── Records provided

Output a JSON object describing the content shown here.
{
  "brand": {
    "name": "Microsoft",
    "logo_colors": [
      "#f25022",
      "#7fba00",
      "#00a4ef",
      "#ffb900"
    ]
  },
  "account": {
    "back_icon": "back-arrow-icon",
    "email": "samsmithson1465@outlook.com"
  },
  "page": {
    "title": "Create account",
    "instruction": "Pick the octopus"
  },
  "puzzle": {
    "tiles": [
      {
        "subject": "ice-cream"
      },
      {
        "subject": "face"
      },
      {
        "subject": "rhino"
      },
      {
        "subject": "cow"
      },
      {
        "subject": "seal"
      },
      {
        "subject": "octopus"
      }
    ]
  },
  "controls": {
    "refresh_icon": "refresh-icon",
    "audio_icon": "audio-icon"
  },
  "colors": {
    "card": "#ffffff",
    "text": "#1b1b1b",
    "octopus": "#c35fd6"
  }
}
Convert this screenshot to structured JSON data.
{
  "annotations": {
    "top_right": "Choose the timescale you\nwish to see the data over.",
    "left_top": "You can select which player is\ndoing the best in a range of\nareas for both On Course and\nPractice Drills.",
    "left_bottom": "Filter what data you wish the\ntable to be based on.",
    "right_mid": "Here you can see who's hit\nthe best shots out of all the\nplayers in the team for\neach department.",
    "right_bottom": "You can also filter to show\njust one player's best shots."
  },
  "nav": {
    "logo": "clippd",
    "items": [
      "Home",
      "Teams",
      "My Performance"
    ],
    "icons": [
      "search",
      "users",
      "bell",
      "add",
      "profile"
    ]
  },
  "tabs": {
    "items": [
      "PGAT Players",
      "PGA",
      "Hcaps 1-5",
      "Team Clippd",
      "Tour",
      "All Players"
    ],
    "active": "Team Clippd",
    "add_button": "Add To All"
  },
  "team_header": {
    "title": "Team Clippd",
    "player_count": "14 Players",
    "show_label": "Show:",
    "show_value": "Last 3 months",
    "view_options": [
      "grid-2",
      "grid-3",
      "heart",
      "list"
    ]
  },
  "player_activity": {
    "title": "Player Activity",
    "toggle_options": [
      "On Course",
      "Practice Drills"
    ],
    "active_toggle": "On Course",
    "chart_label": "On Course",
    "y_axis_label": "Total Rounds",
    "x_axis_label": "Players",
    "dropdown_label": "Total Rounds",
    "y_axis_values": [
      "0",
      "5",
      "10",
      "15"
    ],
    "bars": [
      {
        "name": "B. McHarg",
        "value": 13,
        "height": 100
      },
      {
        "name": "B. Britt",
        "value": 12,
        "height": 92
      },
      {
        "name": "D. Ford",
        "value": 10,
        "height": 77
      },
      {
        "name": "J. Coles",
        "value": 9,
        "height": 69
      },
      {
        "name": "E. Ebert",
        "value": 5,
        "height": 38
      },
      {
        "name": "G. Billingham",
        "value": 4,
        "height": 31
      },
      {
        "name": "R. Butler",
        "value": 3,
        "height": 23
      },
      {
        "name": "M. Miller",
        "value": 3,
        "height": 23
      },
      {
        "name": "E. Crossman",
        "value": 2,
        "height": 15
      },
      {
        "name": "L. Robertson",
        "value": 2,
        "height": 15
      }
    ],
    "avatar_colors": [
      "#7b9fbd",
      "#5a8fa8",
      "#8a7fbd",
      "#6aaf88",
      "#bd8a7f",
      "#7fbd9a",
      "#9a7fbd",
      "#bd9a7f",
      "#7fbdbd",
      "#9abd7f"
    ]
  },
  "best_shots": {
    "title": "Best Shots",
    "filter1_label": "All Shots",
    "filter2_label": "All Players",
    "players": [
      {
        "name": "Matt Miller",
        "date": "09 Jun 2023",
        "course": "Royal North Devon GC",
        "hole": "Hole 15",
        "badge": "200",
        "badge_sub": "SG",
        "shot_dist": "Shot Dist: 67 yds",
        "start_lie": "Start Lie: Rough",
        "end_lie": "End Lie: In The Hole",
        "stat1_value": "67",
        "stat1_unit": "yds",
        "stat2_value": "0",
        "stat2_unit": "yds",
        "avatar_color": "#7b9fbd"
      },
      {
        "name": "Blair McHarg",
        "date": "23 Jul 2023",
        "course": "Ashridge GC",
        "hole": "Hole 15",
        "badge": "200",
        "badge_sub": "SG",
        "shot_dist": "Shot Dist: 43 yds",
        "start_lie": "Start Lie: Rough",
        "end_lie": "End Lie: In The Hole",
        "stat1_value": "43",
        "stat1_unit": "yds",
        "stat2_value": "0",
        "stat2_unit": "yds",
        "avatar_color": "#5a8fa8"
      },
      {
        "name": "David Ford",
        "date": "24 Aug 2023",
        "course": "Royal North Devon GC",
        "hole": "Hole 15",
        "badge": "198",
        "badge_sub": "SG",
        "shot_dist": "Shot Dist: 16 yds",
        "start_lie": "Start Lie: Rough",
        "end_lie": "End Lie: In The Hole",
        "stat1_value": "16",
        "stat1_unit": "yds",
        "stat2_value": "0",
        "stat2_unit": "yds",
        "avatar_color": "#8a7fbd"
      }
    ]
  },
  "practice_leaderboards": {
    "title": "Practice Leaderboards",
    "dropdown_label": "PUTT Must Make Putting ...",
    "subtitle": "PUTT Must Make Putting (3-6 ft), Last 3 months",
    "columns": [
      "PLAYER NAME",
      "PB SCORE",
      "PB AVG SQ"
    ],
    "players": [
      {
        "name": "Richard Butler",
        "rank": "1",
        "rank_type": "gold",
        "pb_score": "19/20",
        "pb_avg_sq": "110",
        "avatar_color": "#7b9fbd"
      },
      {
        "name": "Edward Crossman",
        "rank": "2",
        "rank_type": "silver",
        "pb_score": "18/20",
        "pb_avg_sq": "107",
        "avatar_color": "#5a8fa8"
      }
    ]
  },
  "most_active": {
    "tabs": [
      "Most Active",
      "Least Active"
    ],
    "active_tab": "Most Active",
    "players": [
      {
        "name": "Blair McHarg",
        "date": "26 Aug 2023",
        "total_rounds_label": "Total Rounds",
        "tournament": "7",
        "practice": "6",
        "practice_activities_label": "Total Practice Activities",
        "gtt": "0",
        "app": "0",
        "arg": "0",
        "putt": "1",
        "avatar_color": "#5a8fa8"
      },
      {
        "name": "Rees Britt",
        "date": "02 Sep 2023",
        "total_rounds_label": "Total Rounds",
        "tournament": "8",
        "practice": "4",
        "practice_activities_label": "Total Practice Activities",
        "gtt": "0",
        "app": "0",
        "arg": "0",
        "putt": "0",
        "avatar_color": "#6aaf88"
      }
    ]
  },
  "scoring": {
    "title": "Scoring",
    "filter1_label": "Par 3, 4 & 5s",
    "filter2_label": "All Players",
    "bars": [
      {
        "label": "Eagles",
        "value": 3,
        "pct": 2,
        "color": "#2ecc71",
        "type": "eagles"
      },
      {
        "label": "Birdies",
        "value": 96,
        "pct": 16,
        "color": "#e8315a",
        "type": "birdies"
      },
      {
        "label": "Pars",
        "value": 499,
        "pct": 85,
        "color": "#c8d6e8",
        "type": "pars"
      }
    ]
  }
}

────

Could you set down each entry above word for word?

* Solution to this task
Output a JSON object describing the content shown here.
{
  "brand": {
    "name": "Microsoft",
    "logo_colors": [
      "#f25022",
      "#7fba00",
      "#00a4ef",
      "#ffb900"
    ]
  },
  "account": {
    "back_icon": "back-arrow-icon",
    "email": "samsmithson1465@outlook.com"
  },
  "page": {
    "title": "Create account",
    "instruction": "Pick the octopus"
  },
  "puzzle": {
    "tiles": [
      {
        "subject": "ice-cream"
      },
      {
        "subject": "face"
      },
      {
        "subject": "rhino"
      },
      {
        "subject": "cow"
      },
      {
        "subject": "seal"
      },
      {
        "subject": "octopus"
      }
    ]
  },
  "controls": {
    "refresh_icon": "refresh-icon",
    "audio_icon": "audio-icon"
  },
  "colors": {
    "card": "#ffffff",
    "text": "#1b1b1b",
    "octopus": "#c35fd6"
  }
}
Convert this screenshot to structured JSON data.
{
  "annotations": {
    "top_right": "Choose the timescale you\nwish to see the data over.",
    "left_top": "You can select which player is\ndoing the best in a range of\nareas for both On Course and\nPractice Drills.",
    "left_bottom": "Filter what data you wish the\ntable to be based on.",
    "right_mid": "Here you can see who's hit\nthe best shots out of all the\nplayers in the team for\neach department.",
    "right_bottom": "You can also filter to show\njust one player's best shots."
  },
  "nav": {
    "logo": "clippd",
    "items": [
      "Home",
      "Teams",
      "My Performance"
    ],
    "icons": [
      "search",
      "users",
      "bell",
      "add",
      "profile"
    ]
  },
  "tabs": {
    "items": [
      "PGAT Players",
      "PGA",
      "Hcaps 1-5",
      "Team Clippd",
      "Tour",
      "All Players"
    ],
    "active": "Team Clippd",
    "add_button": "Add To All"
  },
  "team_header": {
    "title": "Team Clippd",
    "player_count": "14 Players",
    "show_label": "Show:",
    "show_value": "Last 3 months",
    "view_options": [
      "grid-2",
      "grid-3",
      "heart",
      "list"
    ]
  },
  "player_activity": {
    "title": "Player Activity",
    "toggle_options": [
      "On Course",
      "Practice Drills"
    ],
    "active_toggle": "On Course",
    "chart_label": "On Course",
    "y_axis_label": "Total Rounds",
    "x_axis_label": "Players",
    "dropdown_label": "Total Rounds",
    "y_axis_values": [
      "0",
      "5",
      "10",
      "15"
    ],
    "bars": [
      {
        "name": "B. McHarg",
        "value": 13,
        "height": 100
      },
      {
        "name": "B. Britt",
        "value": 12,
        "height": 92
      },
      {
        "name": "D. Ford",
        "value": 10,
        "height": 77
      },
      {
        "name": "J. Coles",
        "value": 9,
        "height": 69
      },
      {
        "name": "E. Ebert",
        "value": 5,
        "height": 38
      },
      {
        "name": "G. Billingham",
        "value": 4,
        "height": 31
      },
      {
        "name": "R. Butler",
        "value": 3,
        "height": 23
      },
      {
        "name": "M. Miller",
        "value": 3,
        "height": 23
      },
      {
        "name": "E. Crossman",
        "value": 2,
        "height": 15
      },
      {
        "name": "L. Robertson",
        "value": 2,
        "height": 15
      }
    ],
    "avatar_colors": [
      "#7b9fbd",
      "#5a8fa8",
      "#8a7fbd",
      "#6aaf88",
      "#bd8a7f",
      "#7fbd9a",
      "#9a7fbd",
      "#bd9a7f",
      "#7fbdbd",
      "#9abd7f"
    ]
  },
  "best_shots": {
    "title": "Best Shots",
    "filter1_label": "All Shots",
    "filter2_label": "All Players",
    "players": [
      {
        "name": "Matt Miller",
        "date": "09 Jun 2023",
        "course": "Royal North Devon GC",
        "hole": "Hole 15",
        "badge": "200",
        "badge_sub": "SG",
        "shot_dist": "Shot Dist: 67 yds",
        "start_lie": "Start Lie: Rough",
        "end_lie": "End Lie: In The Hole",
        "stat1_value": "67",
        "stat1_unit": "yds",
        "stat2_value": "0",
        "stat2_unit": "yds",
        "avatar_color": "#7b9fbd"
      },
      {
        "name": "Blair McHarg",
        "date": "23 Jul 2023",
        "course": "Ashridge GC",
        "hole": "Hole 15",
        "badge": "200",
        "badge_sub": "SG",
        "shot_dist": "Shot Dist: 43 yds",
        "start_lie": "Start Lie: Rough",
        "end_lie": "End Lie: In The Hole",
        "stat1_value": "43",
        "stat1_unit": "yds",
        "stat2_value": "0",
        "stat2_unit": "yds",
        "avatar_color": "#5a8fa8"
      },
      {
        "name": "David Ford",
        "date": "24 Aug 2023",
        "course": "Royal North Devon GC",
        "hole": "Hole 15",
        "badge": "198",
        "badge_sub": "SG",
        "shot_dist": "Shot Dist: 16 yds",
        "start_lie": "Start Lie: Rough",
        "end_lie": "End Lie: In The Hole",
        "stat1_value": "16",
        "stat1_unit": "yds",
        "stat2_value": "0",
        "stat2_unit": "yds",
        "avatar_color": "#8a7fbd"
      }
    ]
  },
  "practice_leaderboards": {
    "title": "Practice Leaderboards",
    "dropdown_label": "PUTT Must Make Putting ...",
    "subtitle": "PUTT Must Make Putting (3-6 ft), Last 3 months",
    "columns": [
      "PLAYER NAME",
      "PB SCORE",
      "PB AVG SQ"
    ],
    "players": [
      {
        "name": "Richard Butler",
        "rank": "1",
        "rank_type": "gold",
        "pb_score": "19/20",
        "pb_avg_sq": "110",
        "avatar_color": "#7b9fbd"
      },
      {
        "name": "Edward Crossman",
        "rank": "2",
        "rank_type": "silver",
        "pb_score": "18/20",
        "pb_avg_sq": "107",
        "avatar_color": "#5a8fa8"
      }
    ]
  },
  "most_active": {
    "tabs": [
      "Most Active",
      "Least Active"
    ],
    "active_tab": "Most Active",
    "players": [
      {
        "name": "Blair McHarg",
        "date": "26 Aug 2023",
        "total_rounds_label": "Total Rounds",
        "tournament": "7",
        "practice": "6",
        "practice_activities_label": "Total Practice Activities",
        "gtt": "0",
        "app": "0",
        "arg": "0",
        "putt": "1",
        "avatar_color": "#5a8fa8"
      },
      {
        "name": "Rees Britt",
        "date": "02 Sep 2023",
        "total_rounds_label": "Total Rounds",
        "tournament": "8",
        "practice": "4",
        "practice_activities_label": "Total Practice Activities",
        "gtt": "0",
        "app": "0",
        "arg": "0",
        "putt": "0",
        "avatar_color": "#6aaf88"
      }
    ]
  },
  "scoring": {
    "title": "Scoring",
    "filter1_label": "Par 3, 4 & 5s",
    "filter2_label": "All Players",
    "bars": [
      {
        "label": "Eagles",
        "value": 3,
        "pct": 2,
        "color": "#2ecc71",
        "type": "eagles"
      },
      {
        "label": "Birdies",
        "value": 96,
        "pct": 16,
        "color": "#e8315a",
        "type": "birdies"
      },
      {
        "label": "Pars",
        "value": 499,
        "pct": 85,
        "color": "#c8d6e8",
        "type": "pars"
      }
    ]
  }
}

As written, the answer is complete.